How to Keep your Generator Safe in the Winter Months
When generators used for standby or continuous power will be operated at 0°C or below – especially for long periods of time – it’s important precautions to ensure the generator will start reliably, get to the desired load quickly, and continue to run without incident and unnecessary stress and wear on the engine.
Standby generators, like other equipment, need to be properly maintained to make sure they will function effectively when called upon to bear the electrical load during a power outage. Generators can be particularly difficult to start and operate in cold weather if the machinery is not kept in good condition.
Here are some recommendations for maintaining generators that will help you have your equipment ready for use when you need it and get it ready for the winter.
Inspect your Generator
Before putting your generator away for the winter, you should first perform a thorough visual inspection. Examine each component, taking note of any that have sustained significant wear and strain. Before the winter weather arrives, prepare a note of the things that need to be changed, such as cracked or broken hoses.
Check Batteries & Battery Charger
In the event of a power loss or exercise cycle, batteries are the single most frequent reason for a generator’s inability to start and function as intended. The following are typical reasons for these failures:
As batteries get older, their internal acid coats the lead plates with sulphate, which limits their capacity to produce enough amps to start an engine. If the lead dust from degradation comes into contact with the plates at the bottom of the cell, the same process could result in shorts.
Battery Charger Failure
Failure of a battery charger is frequently caused by a simple breaker being tripped or opened. When routine or scheduled maintenance is finished, make sure the battery charger breaker has been turned back on by checking twice.
Loose Battery Connections
Battery cable connections should always be firmly fastened, thoroughly cleaned, and debris-free. Any accumulation of rust or dirt might cause shorted connections during the cranking cycle, battery discharge, and battery cable/wiring damage.
Change the Generator Oil
Whether it is a diesel generator or a petrol generator, it is important to ensure there is adequate oil in it. Some generators have an automated shut-off feature that, if the oil level drops too low, safeguards the engine. By regularly monitoring the oil level, you can safeguard yours over the winter.
Regularly Inspect Replaceable Parts
While you’re monitoring the oil The portable generator owner’s manual recommends routinely inspecting the carburettor, air filter, fuel filter, and spark plug in addition to the engine oil. For optimum performance and safety, maintain your generator in accordance with the maintenance schedule.
It’s crucial to leave some space around your generator during the winter because it needs to air in order to operate correctly. Given that leaves and snow may have accumulated over the cold winter, you might need to clean the area yourself. You should probably clear a path if it has snowed so that you have access in case you need to get to it to perform any repairs or maintenance.
Run your Generator Frequently
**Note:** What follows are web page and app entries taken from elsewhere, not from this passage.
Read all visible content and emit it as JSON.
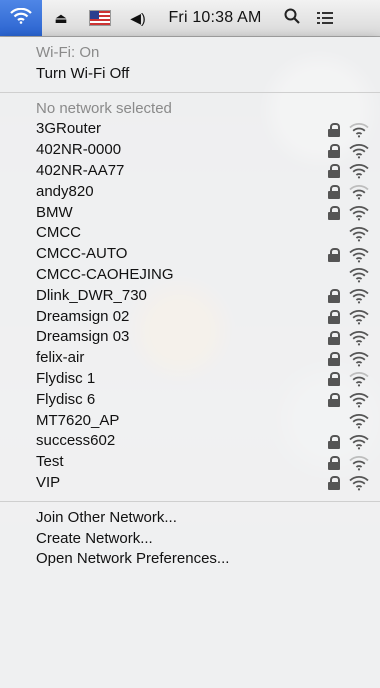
{
  "menubar": {
    "clock": "Fri 10:38 AM",
    "items": [
      "wifi-icon",
      "eject-icon",
      "flag-icon",
      "volume-icon",
      "clock",
      "search-icon",
      "list-icon"
    ]
  },
  "wifi_menu": {
    "status": "Wi-Fi: On",
    "toggle_label": "Turn Wi-Fi Off",
    "no_network": "No network selected",
    "networks": [
      {
        "name": "3GRouter",
        "locked": true,
        "signal": 2
      },
      {
        "name": "402NR-0000",
        "locked": true,
        "signal": 3
      },
      {
        "name": "402NR-AA77",
        "locked": true,
        "signal": 3
      },
      {
        "name": "andy820",
        "locked": true,
        "signal": 2
      },
      {
        "name": "BMW",
        "locked": true,
        "signal": 3
      },
      {
        "name": "CMCC",
        "locked": false,
        "signal": 3
      },
      {
        "name": "CMCC-AUTO",
        "locked": true,
        "signal": 3
      },
      {
        "name": "CMCC-CAOHEJING",
        "locked": false,
        "signal": 3
      },
      {
        "name": "Dlink_DWR_730",
        "locked": true,
        "signal": 3
      },
      {
        "name": "Dreamsign 02",
        "locked": true,
        "signal": 3
      },
      {
        "name": "Dreamsign 03",
        "locked": true,
        "signal": 3
      },
      {
        "name": "felix-air",
        "locked": true,
        "signal": 3
      },
      {
        "name": "Flydisc 1",
        "locked": true,
        "signal": 2
      },
      {
        "name": "Flydisc 6",
        "locked": true,
        "signal": 3
      },
      {
        "name": "MT7620_AP",
        "locked": false,
        "signal": 3
      },
      {
        "name": "success602",
        "locked": true,
        "signal": 3
      },
      {
        "name": "Test",
        "locked": true,
        "signal": 2
      },
      {
        "name": "VIP",
        "locked": true,
        "signal": 3
      }
    ],
    "actions": [
      "Join Other Network...",
      "Create Network...",
      "Open Network Preferences..."
    ]
  },
  "colors": {
    "menubar_selected": "#2a63cf",
    "menu_bg": "#f6f6f6",
    "dim_text": "#8a8a8a"
  }
}
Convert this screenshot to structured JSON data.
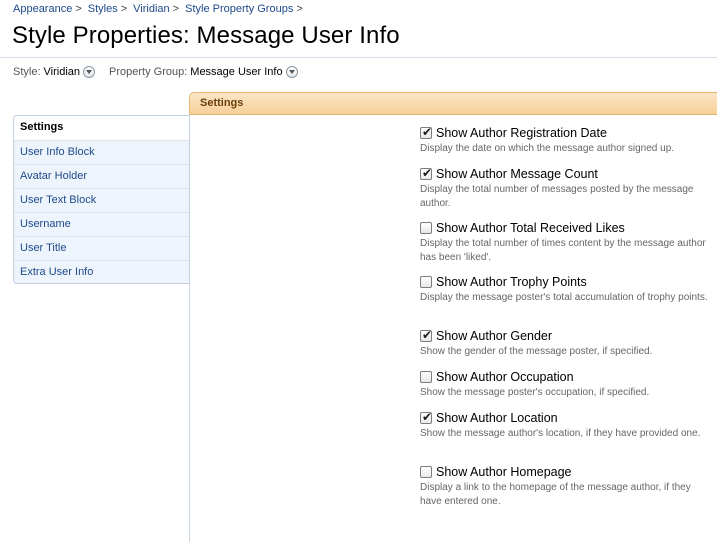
{
  "breadcrumb": {
    "items": [
      "Appearance",
      "Styles",
      "Viridian",
      "Style Property Groups"
    ],
    "separator": ">"
  },
  "page": {
    "title": "Style Properties: Message User Info"
  },
  "filters": {
    "style_label": "Style:",
    "style_value": "Viridian",
    "group_label": "Property Group:",
    "group_value": "Message User Info"
  },
  "tab_header": {
    "label": "Settings"
  },
  "sidebar": {
    "items": [
      {
        "label": "Settings",
        "active": true
      },
      {
        "label": "User Info Block",
        "active": false
      },
      {
        "label": "Avatar Holder",
        "active": false
      },
      {
        "label": "User Text Block",
        "active": false
      },
      {
        "label": "Username",
        "active": false
      },
      {
        "label": "User Title",
        "active": false
      },
      {
        "label": "Extra User Info",
        "active": false
      }
    ]
  },
  "settings": {
    "options": [
      {
        "label": "Show Author Registration Date",
        "checked": true,
        "description": "Display the date on which the message author signed up."
      },
      {
        "label": "Show Author Message Count",
        "checked": true,
        "description": "Display the total number of messages posted by the message author."
      },
      {
        "label": "Show Author Total Received Likes",
        "checked": false,
        "description": "Display the total number of times content by the message author has been 'liked'."
      },
      {
        "label": "Show Author Trophy Points",
        "checked": false,
        "description": "Display the message poster's total accumulation of trophy points."
      },
      {
        "label": "Show Author Gender",
        "checked": true,
        "description": "Show the gender of the message poster, if specified."
      },
      {
        "label": "Show Author Occupation",
        "checked": false,
        "description": "Show the message poster's occupation, if specified."
      },
      {
        "label": "Show Author Location",
        "checked": true,
        "description": "Show the message author's location, if they have provided one."
      },
      {
        "label": "Show Author Homepage",
        "checked": false,
        "description": "Display a link to the homepage of the message author, if they have entered one."
      }
    ]
  },
  "colors": {
    "link": "#1e4a8a",
    "tab_header_bg": "#f6cf97",
    "tab_header_text": "#6b3f0c",
    "sidebar_bg": "#eef4fb",
    "description_text": "#666666"
  }
}
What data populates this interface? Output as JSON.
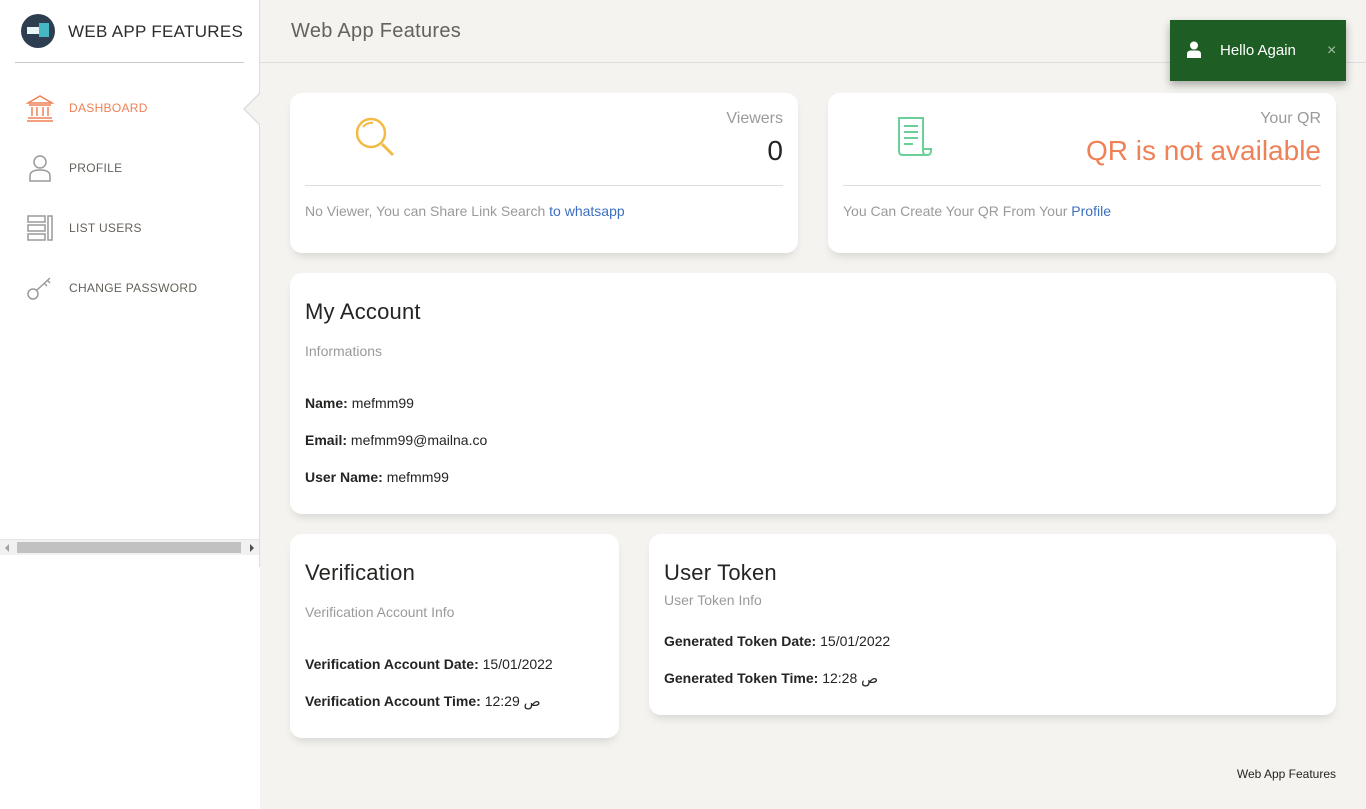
{
  "brand": {
    "name": "WEB APP FEATURES"
  },
  "sidebar": {
    "items": [
      {
        "label": "DASHBOARD",
        "icon": "bank-icon",
        "active": true
      },
      {
        "label": "PROFILE",
        "icon": "user-icon",
        "active": false
      },
      {
        "label": "LIST USERS",
        "icon": "list-icon",
        "active": false
      },
      {
        "label": "CHANGE PASSWORD",
        "icon": "key-icon",
        "active": false
      }
    ]
  },
  "header": {
    "title": "Web App Features"
  },
  "viewers_card": {
    "category": "Viewers",
    "value": "0",
    "footer_text": "No Viewer, You can Share Link Search",
    "footer_link": "to whatsapp",
    "icon": "search-icon",
    "icon_color": "#f3bb45"
  },
  "qr_card": {
    "category": "Your QR",
    "value": "QR is not available",
    "value_color": "#ef8157",
    "footer_text": "You Can Create Your QR From Your",
    "footer_link": "Profile",
    "icon": "document-icon",
    "icon_color": "#6bd098"
  },
  "account": {
    "title": "My Account",
    "subtitle": "Informations",
    "name_label": "Name:",
    "name_value": "mefmm99",
    "email_label": "Email:",
    "email_value": "mefmm99@mailna.co",
    "username_label": "User Name:",
    "username_value": "mefmm99"
  },
  "verification": {
    "title": "Verification",
    "subtitle": "Verification Account Info",
    "date_label": "Verification Account Date:",
    "date_value": "15/01/2022",
    "time_label": "Verification Account Time:",
    "time_value": "12:29 ص"
  },
  "token": {
    "title": "User Token",
    "subtitle": "User Token Info",
    "date_label": "Generated Token Date:",
    "date_value": "15/01/2022",
    "time_label": "Generated Token Time:",
    "time_value": "12:28 ص"
  },
  "toast": {
    "text": "Hello Again",
    "close": "×",
    "icon": "user-icon",
    "bg_color": "#1e5e25"
  },
  "footer": {
    "text": "Web App Features"
  },
  "colors": {
    "accent": "#ef8157",
    "link": "#3b6fbf",
    "background": "#f4f3ef"
  }
}
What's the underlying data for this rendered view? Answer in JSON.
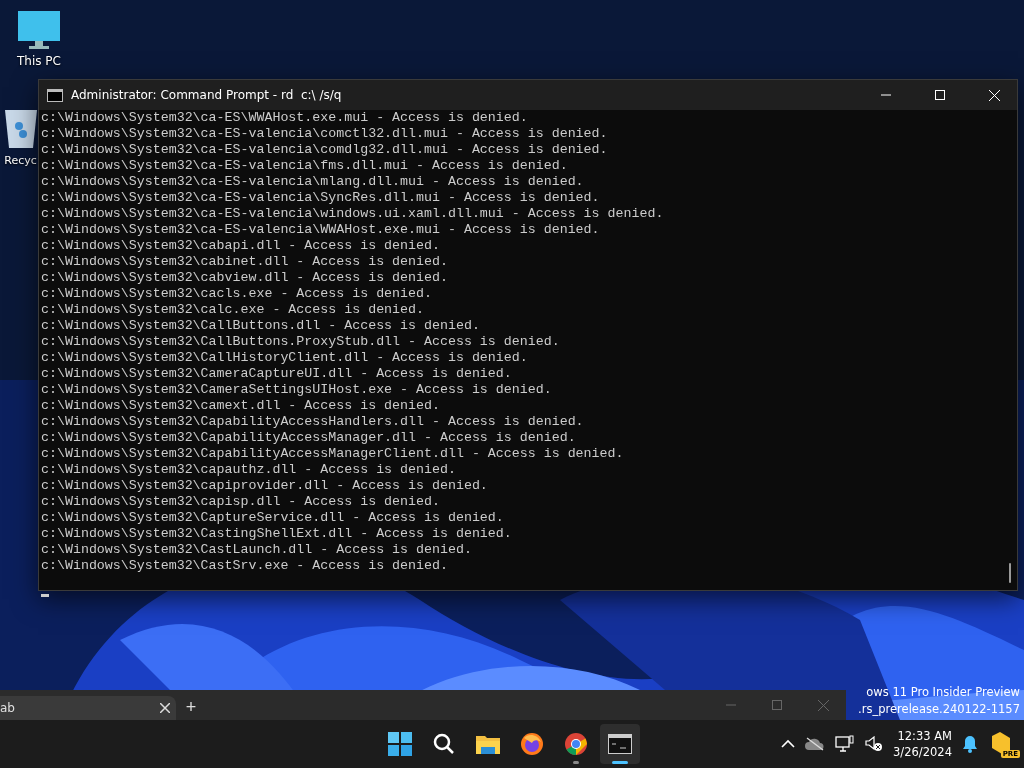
{
  "desktop_icons": [
    {
      "kind": "pc",
      "label": "This PC"
    },
    {
      "kind": "bin",
      "label": "Recyc"
    }
  ],
  "console": {
    "title": "Administrator: Command Prompt - rd  c:\\ /s/q",
    "lines": [
      "c:\\Windows\\System32\\ca-ES\\WWAHost.exe.mui - Access is denied.",
      "c:\\Windows\\System32\\ca-ES-valencia\\comctl32.dll.mui - Access is denied.",
      "c:\\Windows\\System32\\ca-ES-valencia\\comdlg32.dll.mui - Access is denied.",
      "c:\\Windows\\System32\\ca-ES-valencia\\fms.dll.mui - Access is denied.",
      "c:\\Windows\\System32\\ca-ES-valencia\\mlang.dll.mui - Access is denied.",
      "c:\\Windows\\System32\\ca-ES-valencia\\SyncRes.dll.mui - Access is denied.",
      "c:\\Windows\\System32\\ca-ES-valencia\\windows.ui.xaml.dll.mui - Access is denied.",
      "c:\\Windows\\System32\\ca-ES-valencia\\WWAHost.exe.mui - Access is denied.",
      "c:\\Windows\\System32\\cabapi.dll - Access is denied.",
      "c:\\Windows\\System32\\cabinet.dll - Access is denied.",
      "c:\\Windows\\System32\\cabview.dll - Access is denied.",
      "c:\\Windows\\System32\\cacls.exe - Access is denied.",
      "c:\\Windows\\System32\\calc.exe - Access is denied.",
      "c:\\Windows\\System32\\CallButtons.dll - Access is denied.",
      "c:\\Windows\\System32\\CallButtons.ProxyStub.dll - Access is denied.",
      "c:\\Windows\\System32\\CallHistoryClient.dll - Access is denied.",
      "c:\\Windows\\System32\\CameraCaptureUI.dll - Access is denied.",
      "c:\\Windows\\System32\\CameraSettingsUIHost.exe - Access is denied.",
      "c:\\Windows\\System32\\camext.dll - Access is denied.",
      "c:\\Windows\\System32\\CapabilityAccessHandlers.dll - Access is denied.",
      "c:\\Windows\\System32\\CapabilityAccessManager.dll - Access is denied.",
      "c:\\Windows\\System32\\CapabilityAccessManagerClient.dll - Access is denied.",
      "c:\\Windows\\System32\\capauthz.dll - Access is denied.",
      "c:\\Windows\\System32\\capiprovider.dll - Access is denied.",
      "c:\\Windows\\System32\\capisp.dll - Access is denied.",
      "c:\\Windows\\System32\\CaptureService.dll - Access is denied.",
      "c:\\Windows\\System32\\CastingShellExt.dll - Access is denied.",
      "c:\\Windows\\System32\\CastLaunch.dll - Access is denied.",
      "c:\\Windows\\System32\\CastSrv.exe - Access is denied."
    ]
  },
  "browser_strip": {
    "tab": {
      "label": "ab",
      "selected": true
    },
    "new_tab": "+"
  },
  "watermark": [
    "ows 11 Pro Insider Preview",
    ".rs_prerelease.240122-1157"
  ],
  "taskbar": {
    "apps": [
      {
        "kind": "start",
        "active": false
      },
      {
        "kind": "search",
        "active": false
      },
      {
        "kind": "files",
        "active": false
      },
      {
        "kind": "firefox",
        "active": false
      },
      {
        "kind": "chrome",
        "active": false,
        "running": true
      },
      {
        "kind": "terminal",
        "active": true,
        "running": true
      }
    ],
    "tray": {
      "time": "12:33 AM",
      "date": "3/26/2024",
      "badge": "PRE"
    }
  }
}
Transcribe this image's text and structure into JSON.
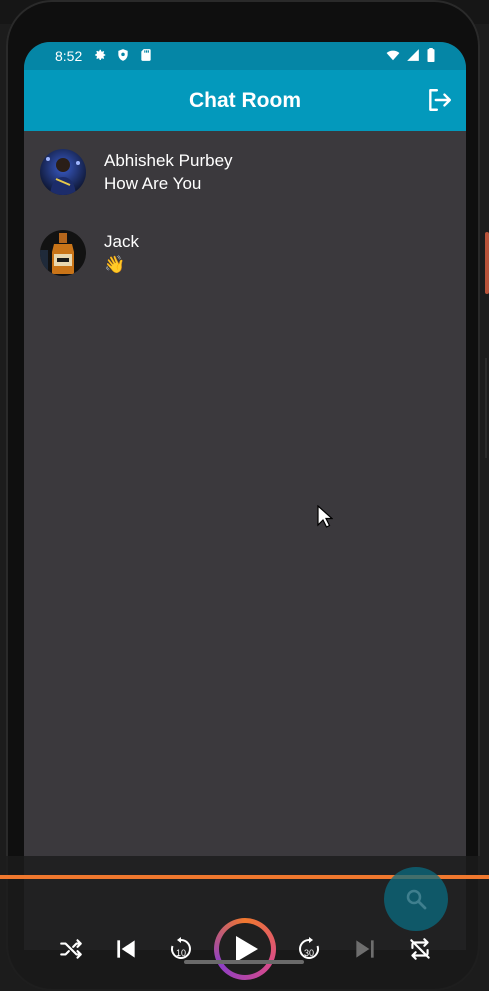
{
  "status_bar": {
    "time": "8:52",
    "icons_left": [
      "gear-icon",
      "shield-icon",
      "sd-card-icon"
    ],
    "icons_right": [
      "wifi-icon",
      "signal-icon",
      "battery-icon"
    ],
    "color": "#0586a6"
  },
  "app_bar": {
    "title": "Chat Room",
    "color": "#0399bc",
    "action_icon": "logout-icon"
  },
  "chats": [
    {
      "name": "Abhishek Purbey",
      "last_message": "How Are You"
    },
    {
      "name": "Jack",
      "last_message": "👋"
    }
  ],
  "media_controls": {
    "icons": [
      "shuffle-icon",
      "skip-previous-icon",
      "replay-10-icon",
      "play-icon",
      "forward-30-icon",
      "skip-next-icon",
      "repeat-icon"
    ],
    "replay_label": "10",
    "forward_label": "30",
    "accent": "#f0782e"
  },
  "fab": {
    "icon": "search-icon"
  },
  "colors": {
    "screen_bg": "#3b393d"
  }
}
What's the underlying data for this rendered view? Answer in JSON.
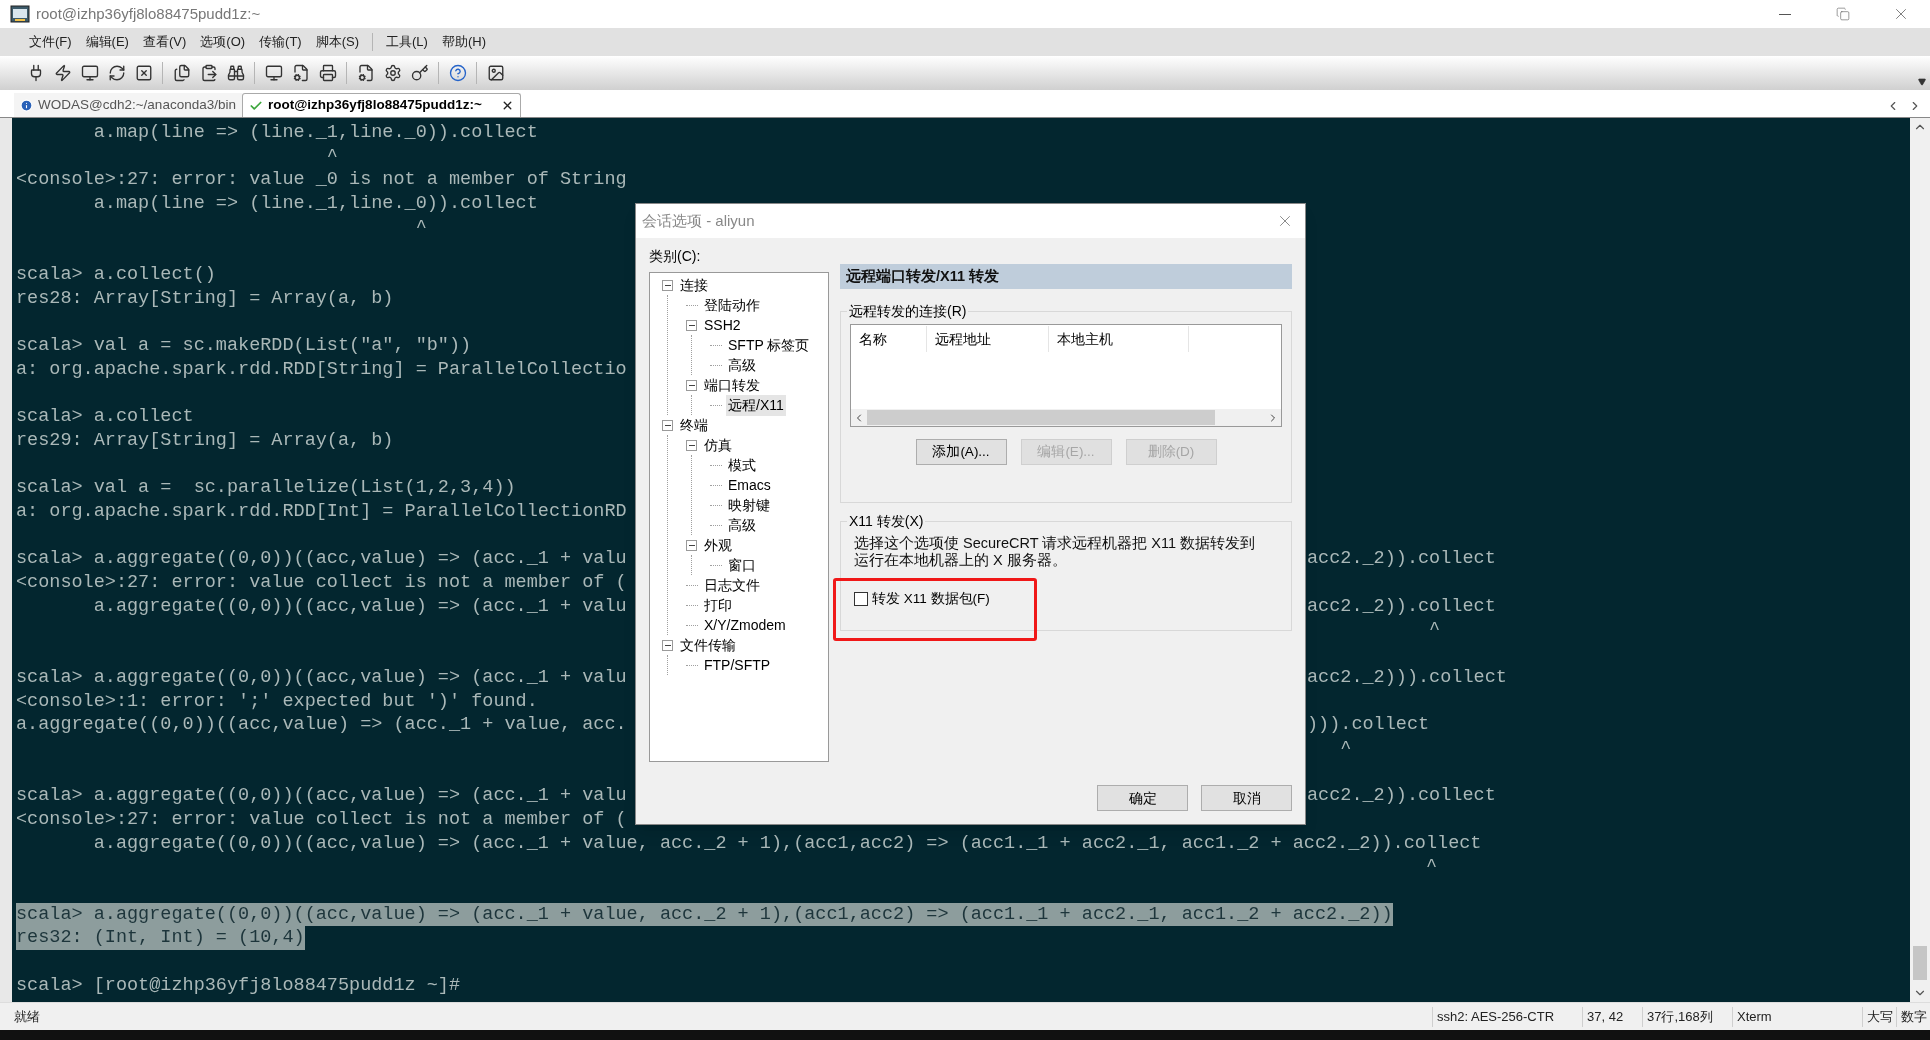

In order to prevent it from breaking down from lack of use during the cold weather, make sure to run it for around ten minutes after extended periods of inactivity. If the temperature is below forty degrees Fahrenheit and your generator hasn’t been used properly or frequently enough, it can have trouble starting up or it might not even turn on. Run your generator once a week for around 10 minutes to give it a boost. This will lubricate all of its working parts and keep them running. Your generator will provide you with years of dependable power if you maintain it this way and check it frequently.
Get a Transfer Switch
Get a transfer switch, an electrical device that enables you to securely connect a generator to your home wiring, for safety throughout the winter. A transfer switch stops utility electricity and generator power from simultaneously using residential circuits. A transfer switch, when activated, isolates the generator’s power from the incoming utility lines, protecting the generator and removing the need to run numerous extension cables from the generator into the house. A transfer switch also eliminates the possibility of back-feeding the electrical utility, which could result in property damage and injury to utility personnel.
Need Professional Advice on Looking After your Generator in Winter? Contact Us Today!
If you have a standby generator, it’s important to take precautions in the winter months to make sure it will start up when you need it. Bellwood Rewinds can help you maintain your generator so that it is ready for use when an emergency strikes. Contact us today to learn more about our services and how we can help you keep your generator running safely and reliably.